I write this blog.

3 Responses to “Trademarks mean something different up there, I guess”

  1. January 29, 2007 at 5:05 pm #

    Glad to see you picked up this piece. Can I ask only that you change the URL in your comment to instead of .com?  (This was picked up by another reader — thanks.  Can you imagine a more typical Yankee mistake? — RDC)


  1. LIKELIHOOD OF CONFUSION® » Blog Archive » Brain freeze - October 28, 2007

    […] First we reported about how the Canadian Supreme Court has asserted trademark rights in the shape of its (rather undistinctive!) courthouse. Now March Randazza reports this gem from the National Post: The City of Toronto launched an ad campaign “One Cent Now” to increase support in Ottawa for a measure to set aside more tax funds for Ottowan cities. The ad campaign depicts the obverse (tails) of a Canadian penny. The Royal Canadian Mint sent a bill for $47,000 in licensing fees, claiming that the design of the penny and the term “One Cent” are the mint’s registered trademarks. […]

  2. A Penny For Your Trademark « The Legal Satyricon - October 28, 2007

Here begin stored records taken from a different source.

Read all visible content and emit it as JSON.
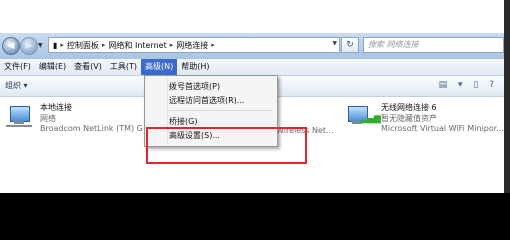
{
  "address_bar": {
    "crumbs": [
      "控制面板",
      "网络和 Internet",
      "网络连接"
    ],
    "search_placeholder": "搜索 网络连接"
  },
  "menu": {
    "items": [
      "文件(F)",
      "编辑(E)",
      "查看(V)",
      "工具(T)",
      "高级(N)",
      "帮助(H)"
    ],
    "active_index": 4
  },
  "toolbar": {
    "organize": "组织 ▾"
  },
  "connections": [
    {
      "name": "本地连接",
      "status": "网络",
      "device": "Broadcom NetLink (TM) G"
    },
    {
      "name": "无线网络连接 6",
      "status": "暂无隐藏值资产",
      "device": "Microsoft Virtual WiFi Minipor..."
    }
  ],
  "partial_device_text": "Wireless Net...",
  "dropdown": {
    "items": [
      "拨号首选项(P)",
      "远程访问首选项(R)...",
      "桥接(G)",
      "高级设置(S)..."
    ]
  },
  "colors": {
    "menu_active": "#3c6bc8",
    "highlight": "#e0262a"
  }
}
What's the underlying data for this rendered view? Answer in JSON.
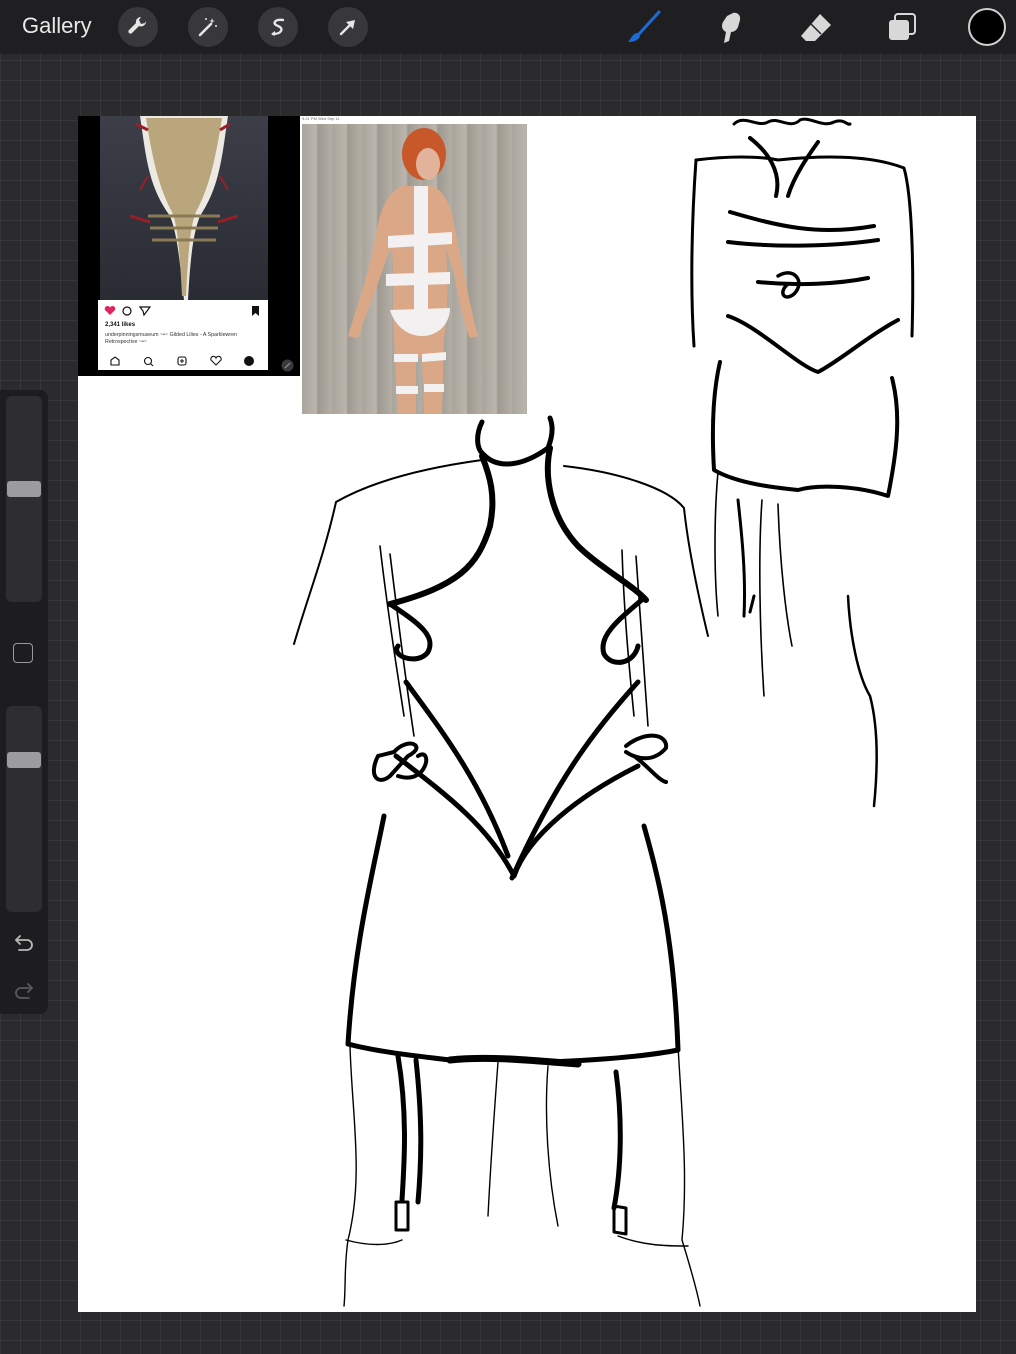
{
  "topbar": {
    "gallery_label": "Gallery",
    "left_tools": [
      "wrench-icon",
      "magic-wand-icon",
      "selection-icon",
      "transform-arrow-icon"
    ],
    "right_tools": [
      "brush-icon",
      "smudge-icon",
      "eraser-icon",
      "layers-icon"
    ],
    "active_tool": "brush-icon",
    "brush_color": "#1f6bd6",
    "current_color": "#000000"
  },
  "sidebar": {
    "brush_size_level": 0.55,
    "opacity_level": 0.76,
    "icons": [
      "modify-square-icon",
      "undo-icon",
      "redo-icon"
    ]
  },
  "reference_instagram": {
    "likes": "2,341 likes",
    "caption": "underpinningsmuseum ~•~ Gilded Lilies - A Sparklewren Retrospective ~•~",
    "nav_icons": [
      "home-icon",
      "search-icon",
      "add-icon",
      "heart-icon",
      "profile-icon"
    ]
  },
  "reference_photo": {
    "status_bar": "9:21 PM  Wed Sep 11"
  }
}
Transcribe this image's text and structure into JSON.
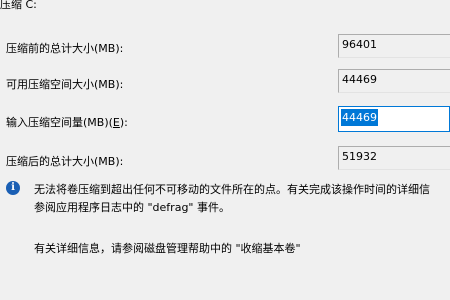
{
  "dialog": {
    "title": "压缩 C:",
    "rows": [
      {
        "label": "压缩前的总计大小(MB):",
        "value": "96401"
      },
      {
        "label": "可用压缩空间大小(MB):",
        "value": "44469"
      },
      {
        "label_prefix": "输入压缩空间量(MB)(",
        "label_mnemonic": "E",
        "label_suffix": "):",
        "value": "44469"
      },
      {
        "label": "压缩后的总计大小(MB):",
        "value": "51932"
      }
    ],
    "info": {
      "line1": "无法将卷压缩到超出任何不可移动的文件所在的点。有关完成该操作时间的详细信",
      "line2": "参阅应用程序日志中的 \"defrag\" 事件。"
    },
    "help": "有关详细信息，请参阅磁盘管理帮助中的 \"收缩基本卷\""
  }
}
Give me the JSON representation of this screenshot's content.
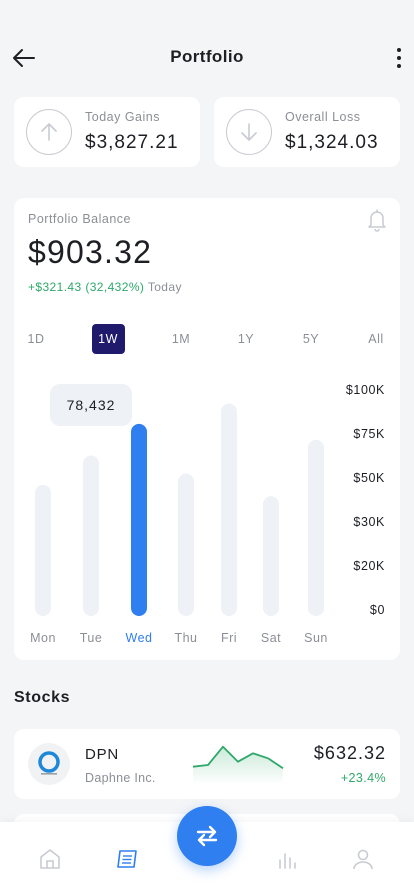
{
  "header": {
    "title": "Portfolio"
  },
  "stats": {
    "gains": {
      "label": "Today Gains",
      "value": "$3,827.21"
    },
    "loss": {
      "label": "Overall Loss",
      "value": "$1,324.03"
    }
  },
  "balance": {
    "label": "Portfolio Balance",
    "value": "$903.32",
    "change": "+$321.43 (32,432%)",
    "change_period": "Today"
  },
  "ranges": [
    {
      "label": "1D",
      "active": false
    },
    {
      "label": "1W",
      "active": true
    },
    {
      "label": "1M",
      "active": false
    },
    {
      "label": "1Y",
      "active": false
    },
    {
      "label": "5Y",
      "active": false
    },
    {
      "label": "All",
      "active": false
    }
  ],
  "colors": {
    "accent": "#2f7ff0",
    "active_tab": "#1f1a6b",
    "positive": "#2fa86a",
    "bar_inactive": "#eef1f6",
    "muted": "#8b8f96"
  },
  "chart_data": {
    "type": "bar",
    "categories": [
      "Mon",
      "Tue",
      "Wed",
      "Thu",
      "Fri",
      "Sat",
      "Sun"
    ],
    "values": [
      58000,
      71000,
      85000,
      63000,
      94000,
      53000,
      78000
    ],
    "highlight_index": 2,
    "tooltip": "78,432",
    "y_ticks": [
      "$0",
      "$20K",
      "$30K",
      "$50K",
      "$75K",
      "$100K"
    ],
    "ylim": [
      0,
      100000
    ],
    "grid": false
  },
  "stocks": {
    "title": "Stocks",
    "items": [
      {
        "ticker": "DPN",
        "name": "Daphne Inc.",
        "price": "$632.32",
        "change": "+23.4%",
        "logo_icon": "ring-logo-icon",
        "spark": [
          10,
          12,
          34,
          16,
          26,
          20,
          8
        ]
      }
    ]
  },
  "nav": {
    "items": [
      {
        "icon": "home-icon",
        "active": false
      },
      {
        "icon": "news-icon",
        "active": true
      },
      {
        "icon": "swap-icon",
        "active": false
      },
      {
        "icon": "stats-icon",
        "active": false
      },
      {
        "icon": "profile-icon",
        "active": false
      }
    ]
  }
}
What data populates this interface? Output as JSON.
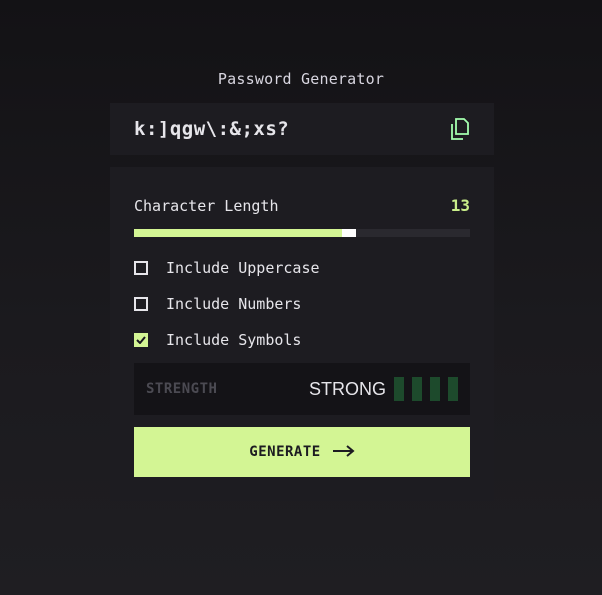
{
  "app": {
    "title": "Password Generator"
  },
  "output": {
    "password": "k:]qgw\\:&;xs?",
    "copy_icon": "copy-icon"
  },
  "length": {
    "label": "Character Length",
    "value": "13",
    "slider_fraction": 0.63
  },
  "options": [
    {
      "label": "Include Uppercase",
      "checked": false
    },
    {
      "label": "Include Numbers",
      "checked": false
    },
    {
      "label": "Include Symbols",
      "checked": true
    }
  ],
  "strength": {
    "label": "STRENGTH",
    "value": "STRONG",
    "bars_filled": 4
  },
  "generate": {
    "label": "GENERATE",
    "icon": "arrow-right-icon"
  },
  "colors": {
    "accent": "#d3f594",
    "strength_bar": "#1d4a2c"
  }
}
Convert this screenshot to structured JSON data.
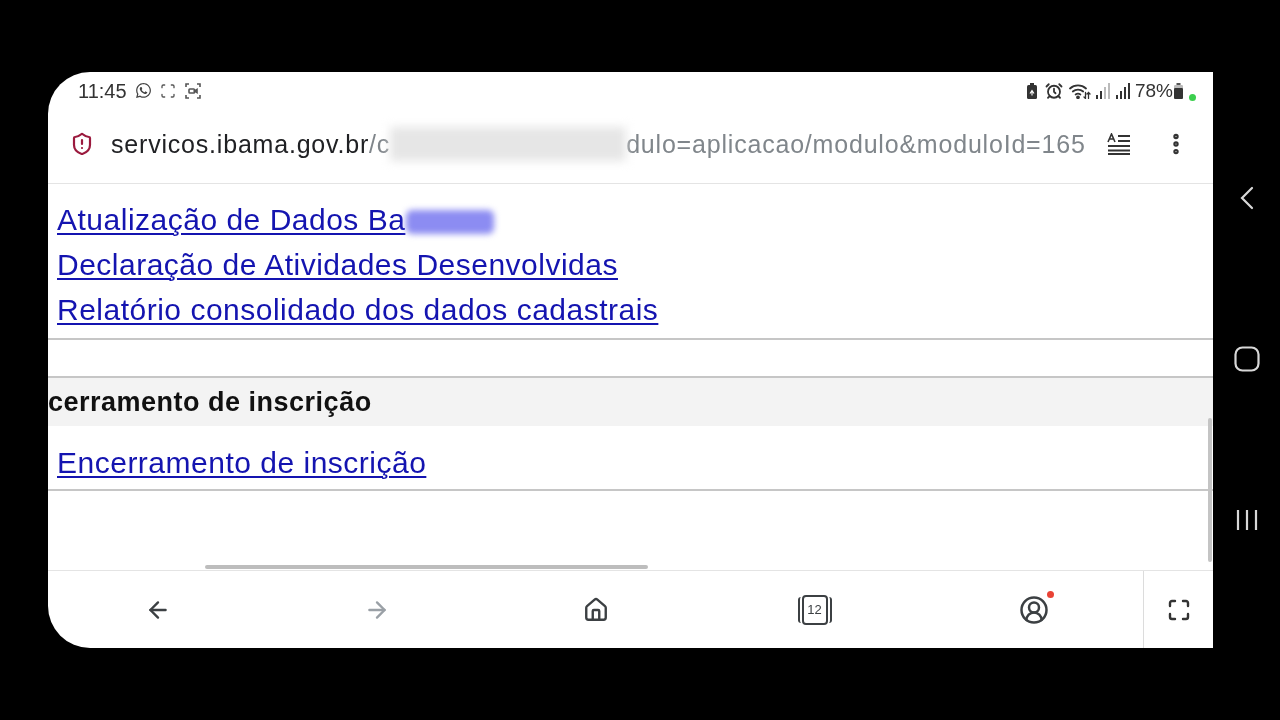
{
  "status_bar": {
    "time": "11:45",
    "battery": "78%"
  },
  "address_bar": {
    "host": "servicos.ibama.gov.br",
    "path_start": "/c",
    "path_redacted": true,
    "path_end": "dulo=aplicacao/modulo&moduloId=165"
  },
  "sections": [
    {
      "links": [
        {
          "label": "Atualização de Dados Ba",
          "redacted": true
        },
        {
          "label": "Declaração de Atividades Desenvolvidas",
          "redacted": false
        },
        {
          "label": "Relatório consolidado dos dados cadastrais",
          "redacted": false
        }
      ]
    },
    {
      "title": "cerramento de inscrição",
      "links": [
        {
          "label": "Encerramento de inscrição",
          "redacted": false
        }
      ]
    }
  ],
  "nav_buttons": [
    {
      "kind": "back",
      "disabled": false
    },
    {
      "kind": "forward",
      "disabled": true
    },
    {
      "kind": "home",
      "disabled": false
    },
    {
      "kind": "tabs",
      "count": "12",
      "disabled": false
    },
    {
      "kind": "account",
      "notification": true,
      "disabled": false
    }
  ]
}
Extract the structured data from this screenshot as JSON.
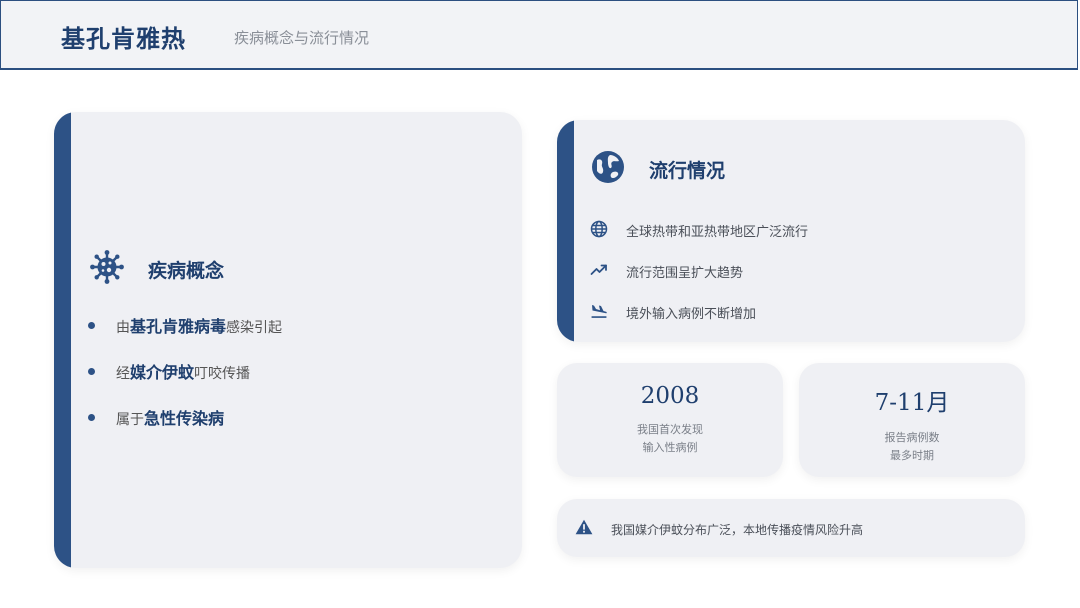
{
  "header": {
    "title": "基孔肯雅热",
    "subtitle": "疾病概念与流行情况"
  },
  "concept": {
    "title": "疾病概念",
    "icon": "virus-icon",
    "items": [
      {
        "prefix": "由",
        "bold": "基孔肯雅病毒",
        "suffix": "感染引起"
      },
      {
        "prefix": "经",
        "bold": "媒介伊蚊",
        "suffix": "叮咬传播"
      },
      {
        "prefix": "属于",
        "bold": "急性传染病",
        "suffix": ""
      }
    ]
  },
  "prevalence": {
    "title": "流行情况",
    "icon": "globe-icon",
    "items": [
      {
        "icon": "globe-small-icon",
        "text": "全球热带和亚热带地区广泛流行"
      },
      {
        "icon": "trend-up-icon",
        "text": "流行范围呈扩大趋势"
      },
      {
        "icon": "plane-landing-icon",
        "text": "境外输入病例不断增加"
      }
    ]
  },
  "stats": [
    {
      "value": "2008",
      "line1": "我国首次发现",
      "line2": "输入性病例"
    },
    {
      "value": "7-11月",
      "line1": "报告病例数",
      "line2": "最多时期"
    }
  ],
  "warning": {
    "icon": "warning-icon",
    "text": "我国媒介伊蚊分布广泛，本地传播疫情风险升高"
  },
  "colors": {
    "accent": "#2d5286",
    "card": "#eff0f4"
  }
}
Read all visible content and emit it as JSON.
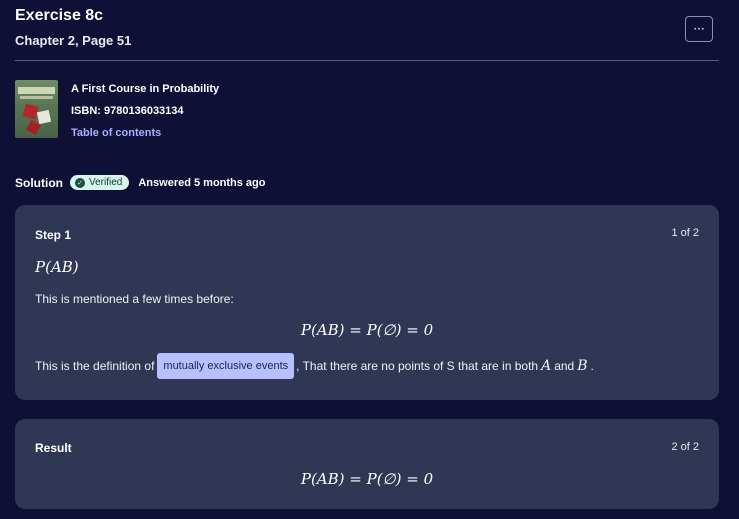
{
  "header": {
    "title": "Exercise 8c",
    "subtitle": "Chapter 2, Page 51",
    "more_label": "···"
  },
  "book": {
    "title": "A First Course in Probability",
    "isbn": "ISBN: 9780136033134",
    "toc_link": "Table of contents"
  },
  "solution": {
    "label": "Solution",
    "verified_label": "Verified",
    "verified_icon": "✓",
    "answered": "Answered 5 months ago"
  },
  "steps": [
    {
      "title": "Step 1",
      "count": "1 of 2",
      "expression": "P(AB)",
      "text1": "This is mentioned a few times before:",
      "equation": "P(AB) = P(∅) = 0",
      "text2_before": "This is the definition of",
      "highlight": "mutually exclusive events",
      "text2_after": ", That there are no points of S that are in both",
      "var_a": "A",
      "and_word": "and",
      "var_b": "B",
      "period": "."
    },
    {
      "title": "Result",
      "count": "2 of 2",
      "equation": "P(AB) = P(∅) = 0"
    }
  ],
  "colors": {
    "background": "#0f1035",
    "card": "#303755",
    "link": "#a8b0ff",
    "highlight": "#b8c0ff",
    "verified_badge": "#d6f6ee"
  }
}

    […] Update, Ron Coleman had an earlier story on another strange Canadian trademark issue – apparently back in January, the Canadian Supreme Court asserted trademark rights against a blogger who posted a drawing of the Canadian Supreme Court building. (original story here). […]